There are two kinds of walks. The first is purposeful. One gets out of bed and says, "I'm going for a walk!" This proclamation is followed by the planning of a route. The more obsessive might pull out a map and, perhaps, write out an itinerary. Some might even program a GPS device. This kind of walk is more work than walk but it does have is proponents. And it does have its advantages.
I looked out my window late yesterday morning. High clouds. Normally I like to make photos early in the morning when the air is fresh and the sun is golden—when the world is my own. But high, wispy clouds mean magic in photography so I broke my own rules. I went out with my camera in the latest part of the morning.

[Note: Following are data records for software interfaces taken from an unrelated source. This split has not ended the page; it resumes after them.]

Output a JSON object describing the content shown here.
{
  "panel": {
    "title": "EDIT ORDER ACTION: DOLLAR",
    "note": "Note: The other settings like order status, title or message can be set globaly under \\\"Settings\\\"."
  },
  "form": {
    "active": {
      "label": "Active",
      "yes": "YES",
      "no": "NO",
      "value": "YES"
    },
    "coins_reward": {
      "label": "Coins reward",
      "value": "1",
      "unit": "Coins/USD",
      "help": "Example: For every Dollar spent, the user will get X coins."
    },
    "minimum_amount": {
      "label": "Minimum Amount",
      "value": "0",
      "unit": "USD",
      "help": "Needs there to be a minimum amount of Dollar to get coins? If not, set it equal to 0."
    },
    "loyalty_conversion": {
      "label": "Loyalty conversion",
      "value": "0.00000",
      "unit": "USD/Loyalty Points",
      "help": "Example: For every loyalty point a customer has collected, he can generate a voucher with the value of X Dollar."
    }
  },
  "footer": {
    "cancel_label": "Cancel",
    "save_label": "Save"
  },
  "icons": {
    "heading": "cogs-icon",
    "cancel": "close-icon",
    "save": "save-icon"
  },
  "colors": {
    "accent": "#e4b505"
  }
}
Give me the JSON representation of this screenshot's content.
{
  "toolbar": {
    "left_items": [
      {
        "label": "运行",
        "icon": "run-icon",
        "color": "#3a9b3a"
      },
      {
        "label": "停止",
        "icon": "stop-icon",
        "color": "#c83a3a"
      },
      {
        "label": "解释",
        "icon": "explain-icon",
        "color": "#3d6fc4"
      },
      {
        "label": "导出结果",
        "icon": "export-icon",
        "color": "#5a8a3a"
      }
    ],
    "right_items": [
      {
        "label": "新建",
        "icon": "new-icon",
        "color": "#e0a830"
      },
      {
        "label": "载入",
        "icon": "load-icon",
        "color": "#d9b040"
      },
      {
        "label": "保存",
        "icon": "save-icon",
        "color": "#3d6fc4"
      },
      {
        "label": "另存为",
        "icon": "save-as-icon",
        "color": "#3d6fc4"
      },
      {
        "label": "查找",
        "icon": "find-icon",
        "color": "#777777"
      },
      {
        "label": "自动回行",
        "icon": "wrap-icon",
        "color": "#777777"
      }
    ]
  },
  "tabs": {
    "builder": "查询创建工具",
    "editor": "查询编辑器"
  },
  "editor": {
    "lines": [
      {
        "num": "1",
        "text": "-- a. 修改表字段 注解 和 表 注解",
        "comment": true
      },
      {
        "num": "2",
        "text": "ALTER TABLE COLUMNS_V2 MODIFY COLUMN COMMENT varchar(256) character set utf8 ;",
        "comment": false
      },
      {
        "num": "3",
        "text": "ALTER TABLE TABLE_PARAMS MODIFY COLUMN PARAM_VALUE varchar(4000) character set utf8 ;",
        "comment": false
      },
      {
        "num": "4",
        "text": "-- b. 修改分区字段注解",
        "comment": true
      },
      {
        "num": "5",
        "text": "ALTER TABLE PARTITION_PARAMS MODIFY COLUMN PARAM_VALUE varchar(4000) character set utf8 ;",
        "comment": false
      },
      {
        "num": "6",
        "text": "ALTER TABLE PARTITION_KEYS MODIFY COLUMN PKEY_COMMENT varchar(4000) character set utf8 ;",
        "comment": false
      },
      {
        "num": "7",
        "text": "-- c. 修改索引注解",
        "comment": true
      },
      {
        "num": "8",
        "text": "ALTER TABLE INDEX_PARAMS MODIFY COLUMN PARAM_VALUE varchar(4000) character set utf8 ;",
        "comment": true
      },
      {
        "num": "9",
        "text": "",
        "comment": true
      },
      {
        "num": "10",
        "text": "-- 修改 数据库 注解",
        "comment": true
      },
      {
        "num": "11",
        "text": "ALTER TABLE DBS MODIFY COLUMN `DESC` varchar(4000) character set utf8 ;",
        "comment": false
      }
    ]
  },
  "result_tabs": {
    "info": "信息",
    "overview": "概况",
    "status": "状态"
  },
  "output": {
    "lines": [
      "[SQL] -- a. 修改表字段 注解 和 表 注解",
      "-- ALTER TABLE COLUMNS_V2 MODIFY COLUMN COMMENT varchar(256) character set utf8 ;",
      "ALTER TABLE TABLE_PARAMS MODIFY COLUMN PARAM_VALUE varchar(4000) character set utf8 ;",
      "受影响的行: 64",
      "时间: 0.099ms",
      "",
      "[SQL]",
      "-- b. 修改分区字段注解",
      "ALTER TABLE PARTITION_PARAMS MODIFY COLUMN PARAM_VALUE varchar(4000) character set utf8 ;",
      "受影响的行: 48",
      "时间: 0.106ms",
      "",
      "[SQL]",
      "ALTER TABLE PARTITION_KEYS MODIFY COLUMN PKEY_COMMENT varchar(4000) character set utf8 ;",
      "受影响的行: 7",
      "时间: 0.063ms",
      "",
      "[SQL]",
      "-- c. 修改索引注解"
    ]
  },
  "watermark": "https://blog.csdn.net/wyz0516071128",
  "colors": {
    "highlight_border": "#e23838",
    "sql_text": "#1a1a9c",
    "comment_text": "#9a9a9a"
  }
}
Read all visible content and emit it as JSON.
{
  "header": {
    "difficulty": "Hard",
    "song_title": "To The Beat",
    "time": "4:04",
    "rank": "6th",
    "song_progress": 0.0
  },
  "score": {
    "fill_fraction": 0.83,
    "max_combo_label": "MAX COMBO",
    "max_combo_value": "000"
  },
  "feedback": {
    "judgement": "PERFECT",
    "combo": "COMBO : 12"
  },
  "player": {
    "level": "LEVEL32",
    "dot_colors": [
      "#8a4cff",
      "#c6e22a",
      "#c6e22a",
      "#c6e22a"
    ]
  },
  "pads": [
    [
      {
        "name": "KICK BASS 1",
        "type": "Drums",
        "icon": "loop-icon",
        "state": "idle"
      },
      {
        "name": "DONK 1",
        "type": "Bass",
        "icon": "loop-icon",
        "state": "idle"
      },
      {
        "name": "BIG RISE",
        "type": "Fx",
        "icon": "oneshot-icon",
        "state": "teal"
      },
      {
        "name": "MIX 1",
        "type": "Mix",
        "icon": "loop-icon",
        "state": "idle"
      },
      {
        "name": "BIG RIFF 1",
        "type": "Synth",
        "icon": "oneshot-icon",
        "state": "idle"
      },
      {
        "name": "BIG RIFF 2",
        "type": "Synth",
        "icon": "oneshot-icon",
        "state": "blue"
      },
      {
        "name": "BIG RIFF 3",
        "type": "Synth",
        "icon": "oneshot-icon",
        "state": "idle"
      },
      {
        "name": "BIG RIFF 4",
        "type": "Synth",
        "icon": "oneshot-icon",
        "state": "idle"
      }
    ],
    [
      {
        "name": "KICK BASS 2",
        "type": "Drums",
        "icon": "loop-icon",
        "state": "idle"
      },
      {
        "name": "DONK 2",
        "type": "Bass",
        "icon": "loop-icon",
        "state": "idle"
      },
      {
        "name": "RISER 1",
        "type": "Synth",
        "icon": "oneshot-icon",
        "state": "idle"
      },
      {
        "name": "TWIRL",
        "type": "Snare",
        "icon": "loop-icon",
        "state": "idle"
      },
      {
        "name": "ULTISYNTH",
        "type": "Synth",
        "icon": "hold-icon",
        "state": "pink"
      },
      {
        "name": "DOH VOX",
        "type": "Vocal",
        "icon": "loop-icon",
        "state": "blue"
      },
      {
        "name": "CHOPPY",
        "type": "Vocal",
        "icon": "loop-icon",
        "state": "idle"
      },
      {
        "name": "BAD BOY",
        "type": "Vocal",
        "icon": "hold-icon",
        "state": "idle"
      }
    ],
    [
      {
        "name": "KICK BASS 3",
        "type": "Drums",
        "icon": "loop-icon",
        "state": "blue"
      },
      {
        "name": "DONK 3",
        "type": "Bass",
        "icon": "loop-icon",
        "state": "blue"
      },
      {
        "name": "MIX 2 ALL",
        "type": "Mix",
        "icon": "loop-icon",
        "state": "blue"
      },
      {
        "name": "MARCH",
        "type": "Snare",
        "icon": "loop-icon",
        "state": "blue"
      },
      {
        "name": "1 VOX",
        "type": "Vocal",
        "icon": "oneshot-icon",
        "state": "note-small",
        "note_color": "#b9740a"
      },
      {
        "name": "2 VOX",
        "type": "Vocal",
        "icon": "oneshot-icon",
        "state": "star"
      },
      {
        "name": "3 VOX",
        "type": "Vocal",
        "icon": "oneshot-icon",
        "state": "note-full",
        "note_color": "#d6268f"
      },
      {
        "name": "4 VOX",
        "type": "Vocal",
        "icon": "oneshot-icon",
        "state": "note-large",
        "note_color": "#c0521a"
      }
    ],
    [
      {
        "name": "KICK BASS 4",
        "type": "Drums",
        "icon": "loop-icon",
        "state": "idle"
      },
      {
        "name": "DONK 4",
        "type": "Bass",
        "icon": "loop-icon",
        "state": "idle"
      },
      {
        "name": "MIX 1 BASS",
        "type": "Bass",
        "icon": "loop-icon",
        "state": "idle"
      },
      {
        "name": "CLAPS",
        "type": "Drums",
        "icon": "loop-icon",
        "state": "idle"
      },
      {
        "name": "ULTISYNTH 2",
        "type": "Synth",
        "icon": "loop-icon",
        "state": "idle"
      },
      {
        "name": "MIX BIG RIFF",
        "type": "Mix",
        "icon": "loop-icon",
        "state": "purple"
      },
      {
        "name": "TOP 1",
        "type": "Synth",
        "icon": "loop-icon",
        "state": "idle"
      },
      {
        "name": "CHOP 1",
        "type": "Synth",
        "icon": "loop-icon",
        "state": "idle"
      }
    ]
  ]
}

In a scratchy dream I learn to fly. In effortless propulsion I glide through air and space. "Why haven't I tried this before?" I ask myself. Somehow I reach an oasis of palms. Lanky and swaying, they acknowledge my arrival. They are rooted, yet free—something I make note of as I land on my feet and look up.